If someone invested in the year 2000 with a target date of 2050, their initial fund would be heavily invested in stocks and much less in bonds. Over time the fund would become more conservative to reflect the target retirement date. As the target date approaches, the fund automatically rebalances away from stocks and more toward bonds.
One of the biggest benefits of target-date funds is simplification. For some investors, having a simple investment plan without much interaction is preferable to having a plan that requires regular checkups and balancing.
Those who prefer a more hands-off approach may appreciate that target-date funds offer the ability to take a more aggressive stance in the market while they are young and have more time to weather the ups and downs of the stock market. Over time the fund is automatically rebalanced to reflect the retirement schedule of the individual. It becomes more conservative, so it will retain its value and not be subject to stocks' volatility.
Another benefit of target-date funds is the ability to remove the emotional aspect of investing. For some, choosing stocks is an emotional choice, based on many individual factors. With a target-date fund, investing and rebalancing is done automatically, which helps remove potential irrational decision-making from the equation.
One downside to target-date funds is the lack of customization. Target-date funds don't take into account an individual's life changes that may impact their ability to save or the impact that life events may have on an individual's retirement plans. For example, someone who chooses a target-date fund with a later retirement date in mind might end up retiring much sooner and may have a mix of funds that's too volatile for their new lifestyle.
Another drawback is the sheer number of target-date funds from which to choose. While target-date funds are similarly designed, they offer different approaches to investing, based on your future retirement goals. Some of these approaches can differ from your expectations for retirement. Furthermore, some funds are more aggressive in the later years, with more allocation to stocks than bonds, while others get more conservative. Because of this, it is important to research the type of target-date fund before choosing to invest in it.
Although there's no specific type of person who should use target-date funds, you may want to consider them if you fall into the following categories:
If you decide to invest in a target-date fund, it is important to do some research on the investment company, expense ratios and how the target-date fund is rebalanced throughout the years. Target-date funds can be good choices for many people, but as with all other investments, they do require an upfront investment of time to determine the best strategy for you.

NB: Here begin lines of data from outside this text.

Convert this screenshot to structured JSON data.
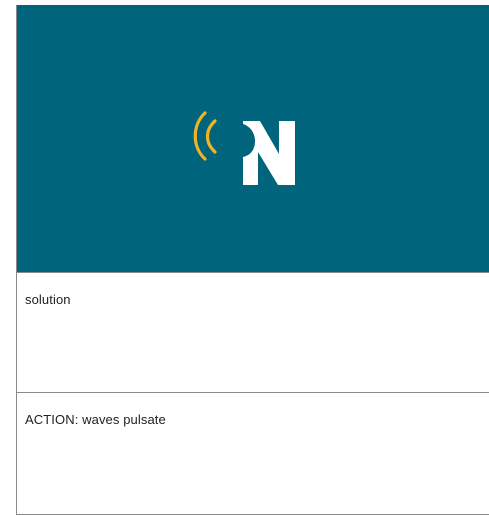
{
  "logo": {
    "icon": "signal-waves-n-logo",
    "letter": "N",
    "colors": {
      "background": "#00647d",
      "waves": "#f0b323",
      "letter": "#ffffff"
    }
  },
  "panels": [
    {
      "text": "solution"
    },
    {
      "text": "ACTION: waves pulsate"
    }
  ]
}
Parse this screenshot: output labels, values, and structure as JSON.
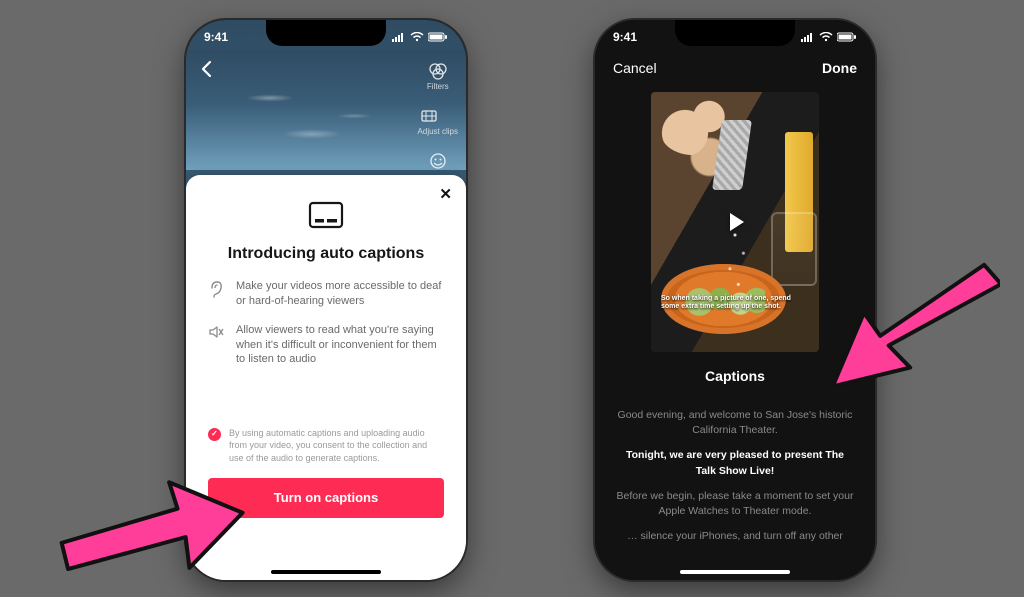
{
  "status": {
    "time": "9:41"
  },
  "left_phone": {
    "side_labels": {
      "filters": "Filters",
      "adjust": "Adjust clips"
    },
    "sheet": {
      "title": "Introducing auto captions",
      "bullet1": "Make your videos more accessible to deaf or hard-of-hearing viewers",
      "bullet2": "Allow viewers to read what you're saying when it's difficult or inconvenient for them to listen to audio",
      "consent": "By using automatic captions and uploading audio from your video, you consent to the collection and use of the audio to generate captions.",
      "cta": "Turn on captions"
    }
  },
  "right_phone": {
    "cancel": "Cancel",
    "done": "Done",
    "preview_caption": "So when taking a picture of one, spend some extra time setting up the shot.",
    "captions_header": "Captions",
    "lines": {
      "l1": "Good evening, and welcome to San Jose's historic California Theater.",
      "l2": "Tonight, we are very pleased to present The Talk Show Live!",
      "l3": "Before we begin, please take a moment to set your Apple Watches to Theater mode.",
      "l4": "… silence your iPhones, and turn off any other"
    }
  }
}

If you keep an eye on your investments, are realistic about your future and plan on having a few different income streams in retirement, a target-date fund may be an investment you want to consider.
(Editor's Note: This article originally appeared on Investopedia.com.)
— By Michael Anthony Solari, principal at Solari Financial Planning